• Task directions
Give back each line of the listing below that contains the string "time".

• Exercise materials
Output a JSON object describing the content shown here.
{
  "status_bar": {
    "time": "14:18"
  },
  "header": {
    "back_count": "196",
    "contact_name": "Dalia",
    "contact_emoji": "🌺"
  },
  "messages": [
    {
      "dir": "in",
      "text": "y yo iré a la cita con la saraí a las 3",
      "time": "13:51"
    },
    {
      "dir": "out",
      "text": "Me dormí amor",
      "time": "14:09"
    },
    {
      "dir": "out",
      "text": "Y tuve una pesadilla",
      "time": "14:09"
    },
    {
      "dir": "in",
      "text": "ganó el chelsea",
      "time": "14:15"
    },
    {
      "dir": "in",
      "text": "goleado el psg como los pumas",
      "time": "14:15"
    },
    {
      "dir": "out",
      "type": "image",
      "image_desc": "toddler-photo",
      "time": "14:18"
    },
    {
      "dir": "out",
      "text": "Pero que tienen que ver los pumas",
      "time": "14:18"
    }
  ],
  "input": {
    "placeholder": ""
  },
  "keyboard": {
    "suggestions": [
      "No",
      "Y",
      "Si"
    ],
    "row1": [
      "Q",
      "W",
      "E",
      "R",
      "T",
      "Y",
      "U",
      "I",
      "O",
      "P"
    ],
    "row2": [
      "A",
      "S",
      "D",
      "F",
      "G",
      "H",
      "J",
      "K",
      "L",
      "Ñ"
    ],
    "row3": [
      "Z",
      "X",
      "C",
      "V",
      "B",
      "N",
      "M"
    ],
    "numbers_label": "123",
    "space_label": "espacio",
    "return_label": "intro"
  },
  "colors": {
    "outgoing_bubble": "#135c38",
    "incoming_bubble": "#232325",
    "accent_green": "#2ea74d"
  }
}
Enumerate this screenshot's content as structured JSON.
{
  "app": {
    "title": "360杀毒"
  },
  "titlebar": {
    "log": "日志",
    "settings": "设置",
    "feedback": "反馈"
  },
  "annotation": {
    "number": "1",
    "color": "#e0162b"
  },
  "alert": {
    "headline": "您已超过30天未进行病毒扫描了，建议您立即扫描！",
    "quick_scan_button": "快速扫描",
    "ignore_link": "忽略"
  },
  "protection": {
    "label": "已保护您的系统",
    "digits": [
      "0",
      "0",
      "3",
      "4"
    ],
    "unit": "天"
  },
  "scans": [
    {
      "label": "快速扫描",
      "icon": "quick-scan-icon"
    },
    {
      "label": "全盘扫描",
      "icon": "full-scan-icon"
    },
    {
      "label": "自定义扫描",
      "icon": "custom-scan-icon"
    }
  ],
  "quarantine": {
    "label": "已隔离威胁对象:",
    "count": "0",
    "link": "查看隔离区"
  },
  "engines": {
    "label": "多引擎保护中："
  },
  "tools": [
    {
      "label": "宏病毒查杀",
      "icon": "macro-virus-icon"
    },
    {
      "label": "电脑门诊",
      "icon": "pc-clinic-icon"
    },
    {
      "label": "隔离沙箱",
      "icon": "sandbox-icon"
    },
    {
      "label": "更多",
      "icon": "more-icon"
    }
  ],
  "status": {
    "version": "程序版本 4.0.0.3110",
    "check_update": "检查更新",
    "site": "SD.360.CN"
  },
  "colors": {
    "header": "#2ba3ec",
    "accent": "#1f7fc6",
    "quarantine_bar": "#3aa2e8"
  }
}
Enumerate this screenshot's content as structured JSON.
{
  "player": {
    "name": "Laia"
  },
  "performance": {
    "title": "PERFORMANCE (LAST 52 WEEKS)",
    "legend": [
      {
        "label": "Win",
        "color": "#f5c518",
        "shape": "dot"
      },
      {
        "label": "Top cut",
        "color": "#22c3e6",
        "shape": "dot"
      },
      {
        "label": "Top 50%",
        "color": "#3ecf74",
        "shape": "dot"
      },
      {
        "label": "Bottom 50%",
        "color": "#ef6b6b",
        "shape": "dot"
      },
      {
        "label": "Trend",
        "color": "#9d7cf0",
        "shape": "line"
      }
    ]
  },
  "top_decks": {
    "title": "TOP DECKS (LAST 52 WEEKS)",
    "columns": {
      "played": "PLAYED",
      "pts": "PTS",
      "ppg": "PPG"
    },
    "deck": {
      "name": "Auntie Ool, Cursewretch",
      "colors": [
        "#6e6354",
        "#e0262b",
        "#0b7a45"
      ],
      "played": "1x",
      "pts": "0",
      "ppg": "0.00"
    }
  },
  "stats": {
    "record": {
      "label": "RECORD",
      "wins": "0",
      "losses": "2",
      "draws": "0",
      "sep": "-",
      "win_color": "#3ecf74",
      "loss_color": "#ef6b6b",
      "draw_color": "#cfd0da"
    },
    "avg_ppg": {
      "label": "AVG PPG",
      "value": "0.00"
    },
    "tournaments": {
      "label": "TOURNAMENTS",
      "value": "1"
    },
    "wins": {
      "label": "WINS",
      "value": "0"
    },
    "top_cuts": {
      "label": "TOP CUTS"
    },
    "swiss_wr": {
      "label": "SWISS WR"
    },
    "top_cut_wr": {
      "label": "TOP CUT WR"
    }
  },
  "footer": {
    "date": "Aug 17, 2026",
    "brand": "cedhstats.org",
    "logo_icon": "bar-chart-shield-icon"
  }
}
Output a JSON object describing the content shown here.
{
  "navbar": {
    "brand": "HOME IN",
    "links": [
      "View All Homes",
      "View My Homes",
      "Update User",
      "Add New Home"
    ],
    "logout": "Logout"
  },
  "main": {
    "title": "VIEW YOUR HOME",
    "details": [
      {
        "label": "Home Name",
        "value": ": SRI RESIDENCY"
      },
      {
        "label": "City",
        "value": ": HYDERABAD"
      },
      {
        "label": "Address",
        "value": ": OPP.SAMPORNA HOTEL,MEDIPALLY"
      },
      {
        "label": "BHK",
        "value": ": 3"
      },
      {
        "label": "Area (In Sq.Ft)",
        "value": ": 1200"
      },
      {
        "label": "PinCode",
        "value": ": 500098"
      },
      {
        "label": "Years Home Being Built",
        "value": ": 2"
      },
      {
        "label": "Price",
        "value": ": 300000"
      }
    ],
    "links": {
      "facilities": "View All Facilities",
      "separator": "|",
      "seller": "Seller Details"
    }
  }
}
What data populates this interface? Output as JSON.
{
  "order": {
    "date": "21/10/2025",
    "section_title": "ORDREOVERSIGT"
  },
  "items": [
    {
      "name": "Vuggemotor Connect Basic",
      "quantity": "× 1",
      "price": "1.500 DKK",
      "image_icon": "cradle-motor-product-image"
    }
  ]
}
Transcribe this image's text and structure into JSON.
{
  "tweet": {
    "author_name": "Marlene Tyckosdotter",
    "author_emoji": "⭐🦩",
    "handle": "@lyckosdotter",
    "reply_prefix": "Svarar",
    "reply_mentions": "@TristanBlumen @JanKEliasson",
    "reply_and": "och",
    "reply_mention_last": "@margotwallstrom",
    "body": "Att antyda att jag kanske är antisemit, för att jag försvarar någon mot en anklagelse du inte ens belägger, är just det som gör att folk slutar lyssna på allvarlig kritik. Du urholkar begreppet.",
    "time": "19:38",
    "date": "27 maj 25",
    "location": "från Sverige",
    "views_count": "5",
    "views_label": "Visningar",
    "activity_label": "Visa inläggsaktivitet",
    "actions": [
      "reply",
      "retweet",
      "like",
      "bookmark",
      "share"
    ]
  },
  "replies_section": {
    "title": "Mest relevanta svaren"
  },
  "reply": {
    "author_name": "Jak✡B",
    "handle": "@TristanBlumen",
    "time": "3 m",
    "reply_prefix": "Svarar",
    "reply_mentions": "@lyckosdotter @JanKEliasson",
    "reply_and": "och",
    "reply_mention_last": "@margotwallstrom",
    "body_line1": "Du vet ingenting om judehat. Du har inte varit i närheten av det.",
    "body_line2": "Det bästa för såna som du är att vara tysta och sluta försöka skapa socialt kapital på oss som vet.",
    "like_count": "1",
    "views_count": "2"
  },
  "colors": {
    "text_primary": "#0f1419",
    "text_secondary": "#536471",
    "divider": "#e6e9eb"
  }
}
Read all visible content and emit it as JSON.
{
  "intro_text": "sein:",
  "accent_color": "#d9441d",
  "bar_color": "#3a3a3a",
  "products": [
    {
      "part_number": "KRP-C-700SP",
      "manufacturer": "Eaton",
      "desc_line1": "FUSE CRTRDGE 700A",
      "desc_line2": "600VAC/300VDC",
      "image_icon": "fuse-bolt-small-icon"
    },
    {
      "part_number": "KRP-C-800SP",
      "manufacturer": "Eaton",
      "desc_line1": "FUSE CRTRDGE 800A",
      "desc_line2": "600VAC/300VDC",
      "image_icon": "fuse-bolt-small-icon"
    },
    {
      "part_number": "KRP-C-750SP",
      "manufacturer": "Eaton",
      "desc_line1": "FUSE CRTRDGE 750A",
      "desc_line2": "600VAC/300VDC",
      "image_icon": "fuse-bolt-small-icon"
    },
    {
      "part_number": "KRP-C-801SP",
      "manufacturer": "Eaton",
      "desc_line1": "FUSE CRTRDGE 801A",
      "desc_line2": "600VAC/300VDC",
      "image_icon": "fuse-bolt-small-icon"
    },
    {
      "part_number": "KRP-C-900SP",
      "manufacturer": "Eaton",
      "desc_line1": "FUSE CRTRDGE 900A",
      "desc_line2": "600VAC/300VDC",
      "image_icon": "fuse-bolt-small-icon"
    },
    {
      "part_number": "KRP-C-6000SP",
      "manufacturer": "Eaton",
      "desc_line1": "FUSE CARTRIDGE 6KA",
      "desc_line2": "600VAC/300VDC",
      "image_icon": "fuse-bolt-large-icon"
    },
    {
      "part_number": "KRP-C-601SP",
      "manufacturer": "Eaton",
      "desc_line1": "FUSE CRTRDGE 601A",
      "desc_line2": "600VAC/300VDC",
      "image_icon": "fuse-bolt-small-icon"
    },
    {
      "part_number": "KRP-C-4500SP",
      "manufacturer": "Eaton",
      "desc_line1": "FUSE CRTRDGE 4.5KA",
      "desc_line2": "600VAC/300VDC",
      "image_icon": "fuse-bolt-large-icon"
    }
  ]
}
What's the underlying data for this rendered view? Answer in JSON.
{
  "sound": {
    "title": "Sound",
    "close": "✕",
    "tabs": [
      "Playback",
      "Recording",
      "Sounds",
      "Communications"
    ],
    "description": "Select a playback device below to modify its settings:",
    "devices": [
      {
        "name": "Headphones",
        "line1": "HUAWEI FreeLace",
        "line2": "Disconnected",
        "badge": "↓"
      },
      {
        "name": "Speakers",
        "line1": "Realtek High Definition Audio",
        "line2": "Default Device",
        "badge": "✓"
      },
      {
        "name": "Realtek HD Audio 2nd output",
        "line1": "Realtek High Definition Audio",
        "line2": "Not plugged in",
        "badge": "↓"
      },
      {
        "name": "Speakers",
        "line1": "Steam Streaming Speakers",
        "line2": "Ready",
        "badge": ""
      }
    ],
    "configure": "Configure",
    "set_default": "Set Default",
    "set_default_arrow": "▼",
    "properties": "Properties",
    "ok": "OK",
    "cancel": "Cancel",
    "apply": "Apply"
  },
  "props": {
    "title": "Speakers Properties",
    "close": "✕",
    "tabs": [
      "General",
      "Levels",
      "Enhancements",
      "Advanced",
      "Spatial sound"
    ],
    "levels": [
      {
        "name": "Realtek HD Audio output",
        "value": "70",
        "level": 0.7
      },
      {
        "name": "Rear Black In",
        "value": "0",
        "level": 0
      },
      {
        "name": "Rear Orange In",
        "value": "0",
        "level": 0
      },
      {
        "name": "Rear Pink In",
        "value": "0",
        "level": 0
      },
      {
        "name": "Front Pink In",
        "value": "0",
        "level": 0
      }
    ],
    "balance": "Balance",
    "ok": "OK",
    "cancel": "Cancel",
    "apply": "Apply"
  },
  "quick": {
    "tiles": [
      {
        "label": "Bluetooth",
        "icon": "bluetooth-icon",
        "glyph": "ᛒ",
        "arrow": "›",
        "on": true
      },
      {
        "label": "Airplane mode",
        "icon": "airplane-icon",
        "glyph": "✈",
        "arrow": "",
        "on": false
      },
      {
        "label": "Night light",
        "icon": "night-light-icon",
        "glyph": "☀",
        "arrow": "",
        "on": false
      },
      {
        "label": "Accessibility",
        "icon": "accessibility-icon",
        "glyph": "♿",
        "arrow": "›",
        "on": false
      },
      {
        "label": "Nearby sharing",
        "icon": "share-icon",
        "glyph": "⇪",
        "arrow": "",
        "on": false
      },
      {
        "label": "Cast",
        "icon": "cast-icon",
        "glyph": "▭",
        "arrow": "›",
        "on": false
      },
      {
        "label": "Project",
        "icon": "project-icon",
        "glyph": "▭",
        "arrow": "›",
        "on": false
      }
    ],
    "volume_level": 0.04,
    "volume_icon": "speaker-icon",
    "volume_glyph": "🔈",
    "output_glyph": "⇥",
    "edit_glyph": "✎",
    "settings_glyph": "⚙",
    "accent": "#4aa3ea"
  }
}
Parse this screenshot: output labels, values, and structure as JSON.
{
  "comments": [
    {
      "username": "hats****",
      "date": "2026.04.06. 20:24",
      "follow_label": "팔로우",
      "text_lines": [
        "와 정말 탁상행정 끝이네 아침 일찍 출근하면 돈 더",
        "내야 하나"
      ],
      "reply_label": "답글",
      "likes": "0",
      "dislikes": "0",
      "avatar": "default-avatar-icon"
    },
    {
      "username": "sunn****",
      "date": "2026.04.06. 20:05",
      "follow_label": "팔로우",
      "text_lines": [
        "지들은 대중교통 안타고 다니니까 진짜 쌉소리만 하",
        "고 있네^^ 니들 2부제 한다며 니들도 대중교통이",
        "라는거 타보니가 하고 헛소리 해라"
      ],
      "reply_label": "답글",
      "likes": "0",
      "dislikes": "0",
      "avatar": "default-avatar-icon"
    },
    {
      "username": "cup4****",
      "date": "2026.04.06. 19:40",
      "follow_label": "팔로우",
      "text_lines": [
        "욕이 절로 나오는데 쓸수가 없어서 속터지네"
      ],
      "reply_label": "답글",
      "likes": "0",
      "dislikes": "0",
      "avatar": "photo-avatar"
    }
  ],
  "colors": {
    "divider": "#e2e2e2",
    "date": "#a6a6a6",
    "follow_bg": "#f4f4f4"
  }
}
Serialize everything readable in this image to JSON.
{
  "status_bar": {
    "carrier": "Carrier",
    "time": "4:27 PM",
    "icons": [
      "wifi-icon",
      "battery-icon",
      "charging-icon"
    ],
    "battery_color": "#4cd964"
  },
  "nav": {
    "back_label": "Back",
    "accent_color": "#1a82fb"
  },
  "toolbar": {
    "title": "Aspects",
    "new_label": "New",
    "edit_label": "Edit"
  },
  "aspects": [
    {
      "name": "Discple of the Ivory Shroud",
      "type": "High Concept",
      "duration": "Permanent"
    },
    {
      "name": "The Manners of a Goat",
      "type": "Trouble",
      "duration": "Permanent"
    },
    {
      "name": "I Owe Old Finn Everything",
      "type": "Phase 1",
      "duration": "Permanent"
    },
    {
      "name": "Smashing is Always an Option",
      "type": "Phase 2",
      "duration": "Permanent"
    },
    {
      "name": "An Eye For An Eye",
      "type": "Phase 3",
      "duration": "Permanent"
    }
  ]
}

• Problem solution
    "time": "14:18"
      "time": "13:51"
      "time": "14:09"
      "time": "14:09"
      "time": "14:15"
      "time": "14:15"
      "time": "14:18"
      "time": "14:18"
    "time": "19:38",
    "time": "3 m",
    "time": "4:27 PM",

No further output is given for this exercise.